- **Brief**:
Where in the data below does the word "LIGA" appear? Copy every line that has it.

Collection entries:

╔══

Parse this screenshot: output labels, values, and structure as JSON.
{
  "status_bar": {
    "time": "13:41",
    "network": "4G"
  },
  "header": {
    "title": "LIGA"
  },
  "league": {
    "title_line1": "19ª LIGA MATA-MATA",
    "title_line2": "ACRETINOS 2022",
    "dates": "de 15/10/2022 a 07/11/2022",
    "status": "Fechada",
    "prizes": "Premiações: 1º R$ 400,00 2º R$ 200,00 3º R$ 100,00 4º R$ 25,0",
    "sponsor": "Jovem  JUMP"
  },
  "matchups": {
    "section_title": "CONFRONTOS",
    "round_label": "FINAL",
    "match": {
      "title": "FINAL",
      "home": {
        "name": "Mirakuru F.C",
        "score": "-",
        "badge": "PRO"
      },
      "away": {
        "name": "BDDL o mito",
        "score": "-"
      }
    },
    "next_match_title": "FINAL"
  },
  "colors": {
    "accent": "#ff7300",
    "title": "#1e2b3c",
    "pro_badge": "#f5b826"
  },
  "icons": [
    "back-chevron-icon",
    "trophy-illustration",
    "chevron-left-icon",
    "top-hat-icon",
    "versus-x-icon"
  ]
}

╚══

- **Answer for this exercise**:
    "title": "LIGA"
    "title_line1": "19ª LIGA MATA-MATA",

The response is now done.